Property Division

Jennifer M Paine

"Equitable distribution" governs property division in Michigan.

The court starts with the presumption that the parties should each receive a "roughly congruent" share of the marital property.

Marital property is undefined by statute, but case law defines it as any property (including debt) acquired during the marriage, from any source, but excludes property acquired during the marriage and any increased in value so long as the increase was passive.
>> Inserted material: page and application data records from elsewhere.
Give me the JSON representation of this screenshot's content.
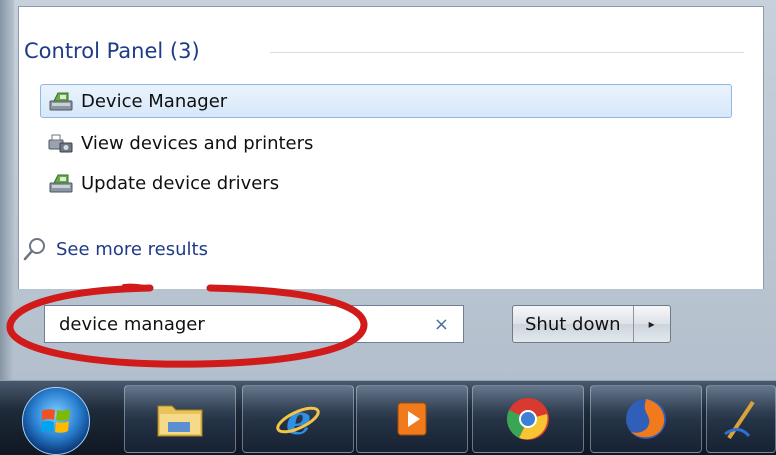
{
  "section": {
    "title": "Control Panel (3)"
  },
  "results": [
    {
      "label": "Device Manager",
      "icon": "device-manager-icon",
      "selected": true
    },
    {
      "label": "View devices and printers",
      "icon": "devices-printers-icon",
      "selected": false
    },
    {
      "label": "Update device drivers",
      "icon": "device-manager-icon",
      "selected": false
    }
  ],
  "see_more": {
    "label": "See more results",
    "icon": "search-icon"
  },
  "search": {
    "value": "device manager",
    "clear_label": "×"
  },
  "shutdown": {
    "label": "Shut down",
    "arrow": "▸"
  },
  "colors": {
    "annotation": "#d11a1a",
    "link": "#1e3b87",
    "selection": "#d6e8fa"
  },
  "taskbar": {
    "items": [
      {
        "name": "start-orb",
        "icon": "windows-logo-icon"
      },
      {
        "name": "taskbar-explorer",
        "icon": "folder-icon"
      },
      {
        "name": "taskbar-ie",
        "icon": "internet-explorer-icon"
      },
      {
        "name": "taskbar-media",
        "icon": "media-player-icon"
      },
      {
        "name": "taskbar-chrome",
        "icon": "chrome-icon"
      },
      {
        "name": "taskbar-firefox",
        "icon": "firefox-icon"
      },
      {
        "name": "taskbar-paint",
        "icon": "pen-tool-icon"
      }
    ]
  }
}
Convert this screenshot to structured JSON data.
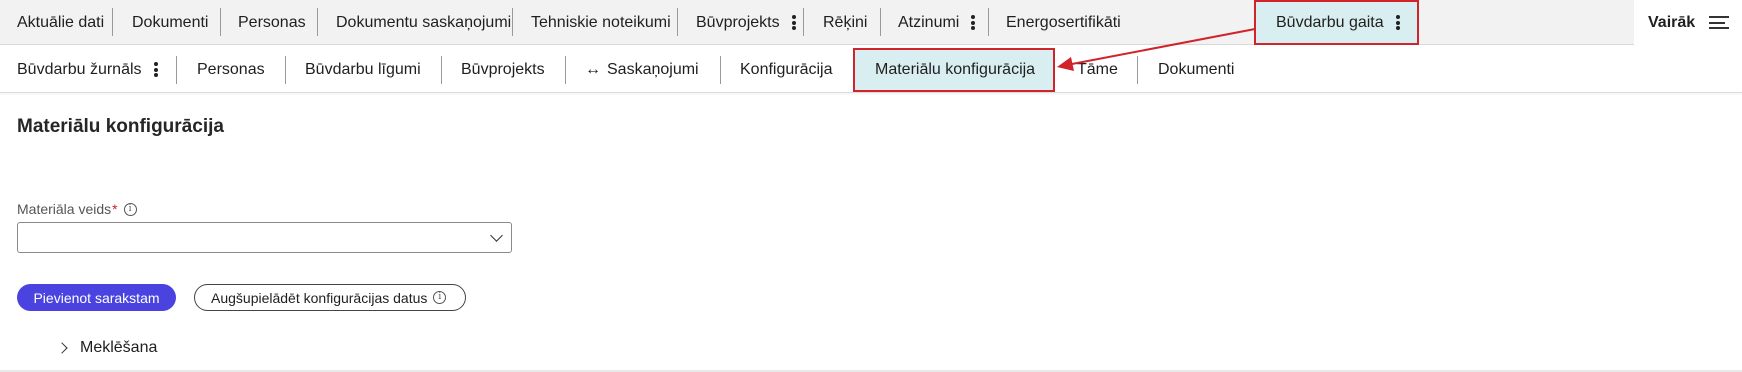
{
  "top_nav": {
    "tabs": [
      {
        "label": "Aktuālie dati"
      },
      {
        "label": "Dokumenti"
      },
      {
        "label": "Personas"
      },
      {
        "label": "Dokumentu saskaņojumi"
      },
      {
        "label": "Tehniskie noteikumi"
      },
      {
        "label": "Būvprojekts"
      },
      {
        "label": "Rēķini"
      },
      {
        "label": "Atzinumi"
      },
      {
        "label": "Energosertifikāti"
      },
      {
        "label": "Būvdarbu gaita"
      }
    ],
    "more_label": "Vairāk"
  },
  "sub_nav": {
    "tabs": [
      {
        "label": "Būvdarbu žurnāls"
      },
      {
        "label": "Personas"
      },
      {
        "label": "Būvdarbu līgumi"
      },
      {
        "label": "Būvprojekts"
      },
      {
        "label": "Saskaņojumi",
        "prefix": "↔"
      },
      {
        "label": "Konfigurācija"
      },
      {
        "label": "Materiālu konfigurācija"
      },
      {
        "label": "Tāme"
      },
      {
        "label": "Dokumenti"
      }
    ]
  },
  "main": {
    "title": "Materiālu konfigurācija",
    "material_field": {
      "label": "Materiāla veids",
      "required_mark": "*",
      "value": ""
    },
    "add_button": "Pievienot sarakstam",
    "upload_button": "Augšupielādēt konfigurācijas datus",
    "search_section": "Meklēšana"
  },
  "colors": {
    "active_tab_bg": "#d9eef0",
    "highlight_border": "#d0232a",
    "primary_button": "#4a43e0"
  }
}
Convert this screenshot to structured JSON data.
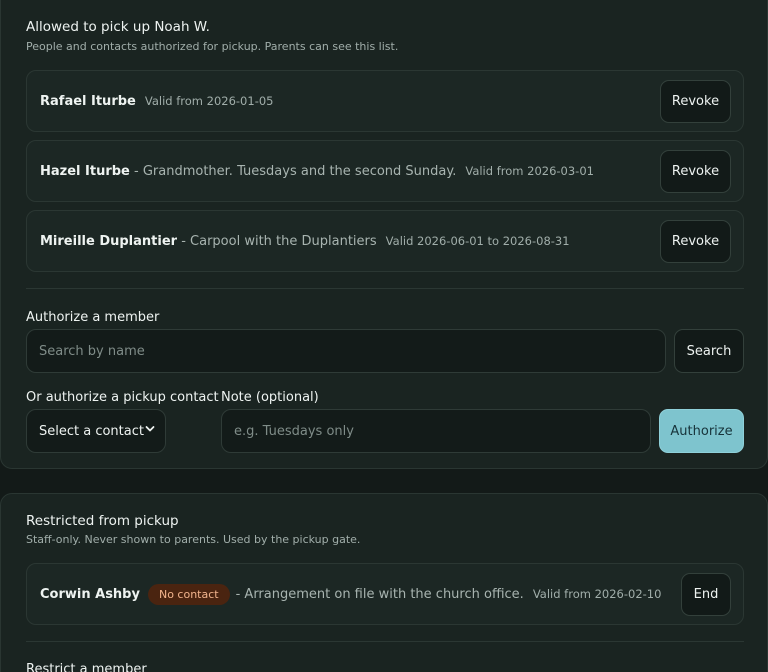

However, special rules apply to gifts (whether they were for the marriage or for the individual), inheritances, and commingled property, and you should consult with a lawyer to determine what your particular county and/or judge considers marital and separate property.

There is no "bright-line" rule to divide property; instead, the court considers several factors, including the length of the marriage, the parties' needs, age, the value of the property, and so forth.

Fault is, in general, relevant if the fault that caused the breakdown of the marriage is related to marital property (e.g., your spouse had a gambling habit and, as a result, acquired substantial debt by refinancing your marital home). The court may also invade each party's separate property if the other party contributed to the increase in value of that property or if the other party "needs" a share of the property, using the same multi-factored analysis.

In the final divorce judgment, the court is required to divide the parties' marital property, stating specifically how to divide pensions, annuities, and other retirement accounts, that were acquired or accrued value during the marriage.